■ **EXERCISE DETAILS**
Give the number of lines below that contain the word "data", and nothing else.

── RECORDS SHOWN ──

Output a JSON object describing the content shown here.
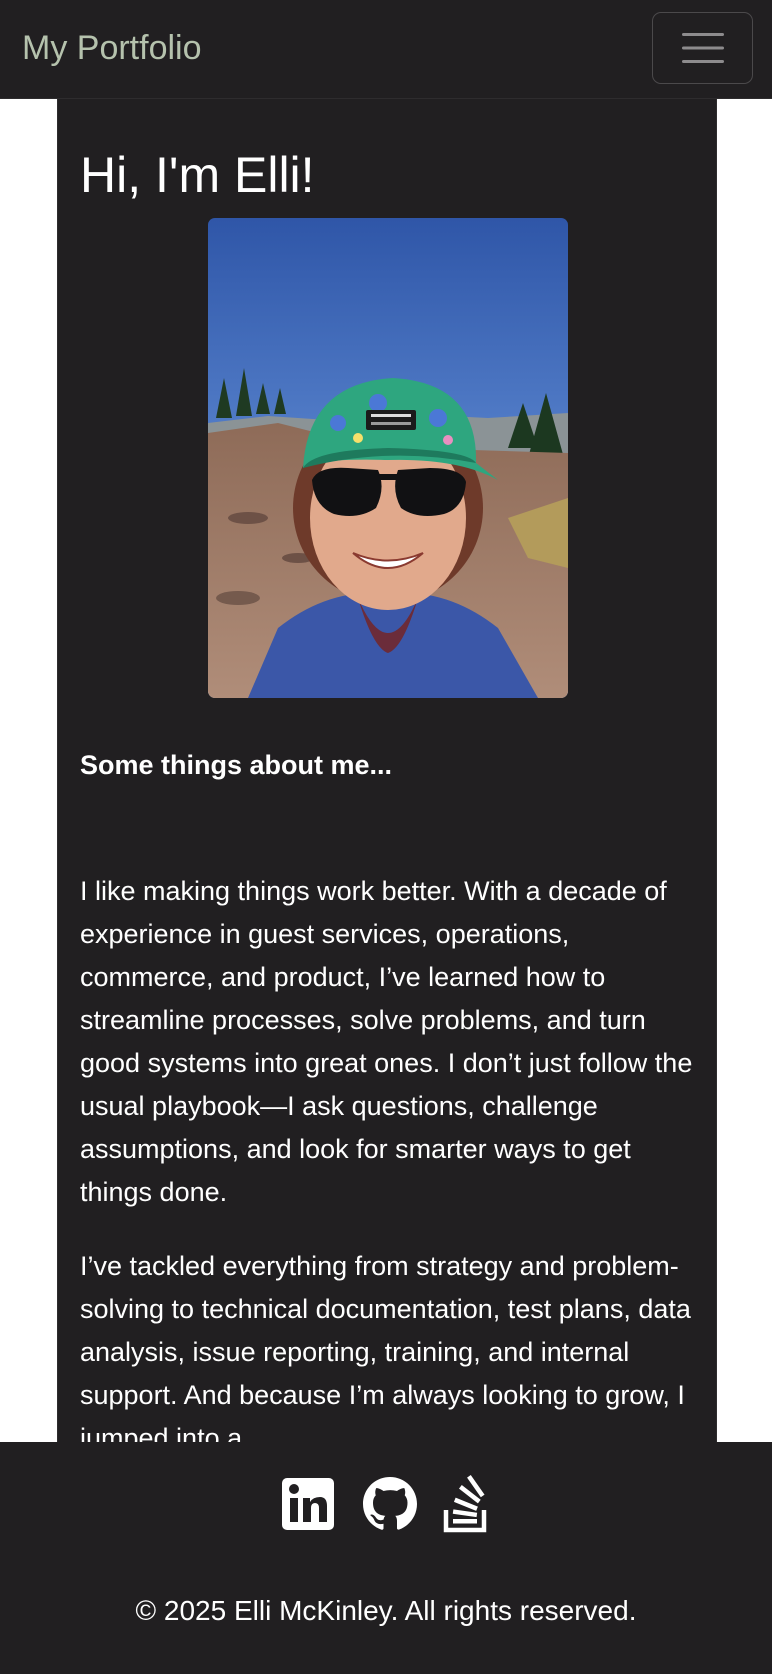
{
  "navbar": {
    "brand": "My Portfolio",
    "toggle_icon": "hamburger-menu-icon",
    "brand_color": "#b5c2ad",
    "background": "#211f21"
  },
  "main": {
    "heading": "Hi, I'm Elli!",
    "photo": "profile-photo",
    "subheading": "Some things about me...",
    "paragraphs": [
      "I like making things work better. With a decade of experience in guest services, operations, commerce, and product, I’ve learned how to streamline processes, solve problems, and turn good systems into great ones. I don’t just follow the usual playbook—I ask questions, challenge assumptions, and look for smarter ways to get things done.",
      "I’ve tackled everything from strategy and problem-solving to technical documentation, test plans, data analysis, issue reporting, training, and internal support. And because I’m always looking to grow, I jumped into a"
    ]
  },
  "footer": {
    "social_icons": [
      "linkedin-icon",
      "github-icon",
      "stackoverflow-icon"
    ],
    "copyright": "© 2025 Elli McKinley. All rights reserved."
  }
}
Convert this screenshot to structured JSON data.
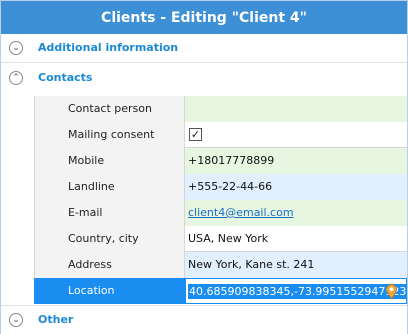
{
  "window": {
    "title": "Clients - Editing \"Client 4\""
  },
  "sections": {
    "additional": {
      "label": "Additional information",
      "icon": "expand-icon"
    },
    "contacts": {
      "label": "Contacts",
      "icon": "collapse-icon"
    },
    "other": {
      "label": "Other",
      "icon": "expand-icon"
    }
  },
  "fields": [
    {
      "label": "Contact person",
      "value": ""
    },
    {
      "label": "Mailing consent",
      "value": "✓"
    },
    {
      "label": "Mobile",
      "value": "+18017778899"
    },
    {
      "label": "Landline",
      "value": "+555-22-44-66"
    },
    {
      "label": "E-mail",
      "value": "client4@email.com"
    },
    {
      "label": "Country, city",
      "value": "USA, New York"
    },
    {
      "label": "Address",
      "value": "New York, Kane st. 241"
    },
    {
      "label": "Location",
      "value": "40.685909838345,-73.9951552947923"
    }
  ],
  "colors": {
    "title_bar": "#3d8fd6",
    "section_label": "#1b8ad6",
    "selected": "#1a8df0",
    "green_cell": "#e6f6e0",
    "blue_cell": "#e2efff"
  }
}
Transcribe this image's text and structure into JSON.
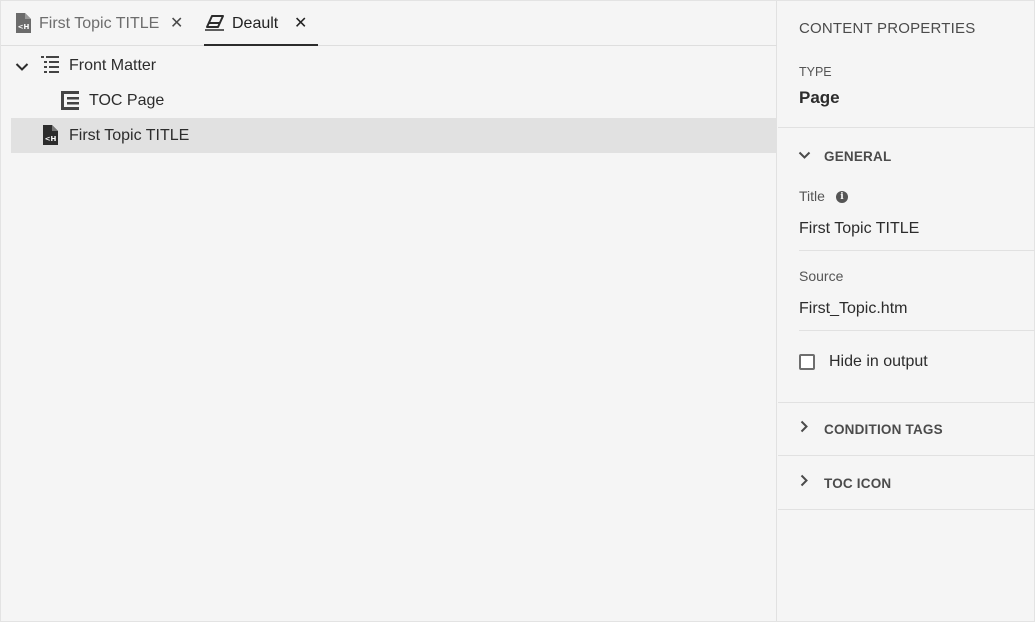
{
  "tabs": [
    {
      "label": "First Topic TITLE",
      "active": false
    },
    {
      "label": "Deault",
      "active": true
    }
  ],
  "tree": {
    "items": [
      {
        "label": "Front Matter",
        "expanded": true
      },
      {
        "label": "TOC Page"
      },
      {
        "label": "First Topic TITLE",
        "selected": true
      }
    ]
  },
  "properties": {
    "title": "CONTENT PROPERTIES",
    "type_label": "TYPE",
    "type_value": "Page",
    "general": {
      "header": "GENERAL",
      "title_label": "Title",
      "title_value": "First Topic TITLE",
      "source_label": "Source",
      "source_value": "First_Topic.htm",
      "hide_label": "Hide in output",
      "hide_checked": false
    },
    "condition_tags": "CONDITION TAGS",
    "toc_icon": "TOC ICON"
  }
}
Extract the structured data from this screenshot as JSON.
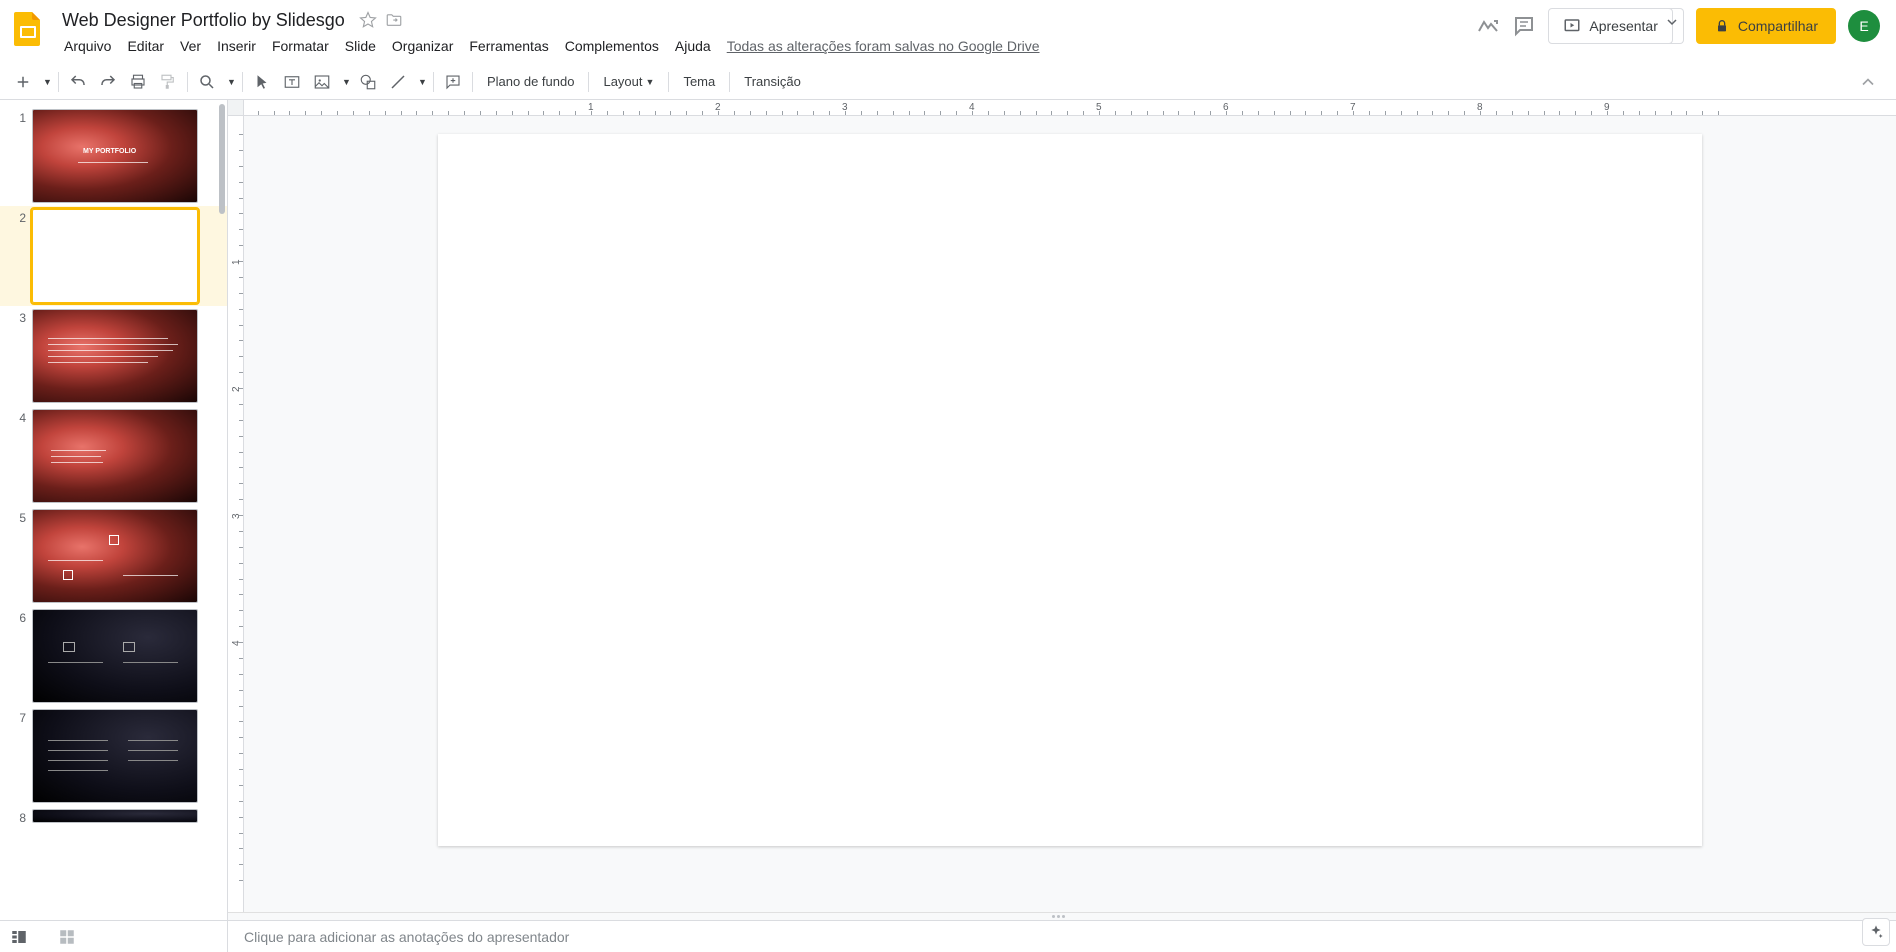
{
  "header": {
    "title": "Web Designer Portfolio by Slidesgo",
    "menus": [
      "Arquivo",
      "Editar",
      "Ver",
      "Inserir",
      "Formatar",
      "Slide",
      "Organizar",
      "Ferramentas",
      "Complementos",
      "Ajuda"
    ],
    "save_status": "Todas as alterações foram salvas no Google Drive",
    "present_label": "Apresentar",
    "share_label": "Compartilhar",
    "avatar_letter": "E"
  },
  "toolbar": {
    "background_label": "Plano de fundo",
    "layout_label": "Layout",
    "theme_label": "Tema",
    "transition_label": "Transição"
  },
  "ruler_marks": [
    "1",
    "2",
    "3",
    "4",
    "5",
    "6",
    "7",
    "8",
    "9"
  ],
  "v_ruler_marks": [
    "1",
    "2",
    "3",
    "4"
  ],
  "slides": [
    {
      "num": "1",
      "type": "red",
      "title": "MY PORTFOLIO"
    },
    {
      "num": "2",
      "type": "blank",
      "selected": true
    },
    {
      "num": "3",
      "type": "red"
    },
    {
      "num": "4",
      "type": "red"
    },
    {
      "num": "5",
      "type": "red"
    },
    {
      "num": "6",
      "type": "dark"
    },
    {
      "num": "7",
      "type": "dark"
    },
    {
      "num": "8",
      "type": "dark"
    }
  ],
  "notes": {
    "placeholder": "Clique para adicionar as anotações do apresentador"
  },
  "colors": {
    "accent": "#fbbc04",
    "avatar_bg": "#1e8e3e"
  }
}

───

■ **WORKED SOLUTION**
3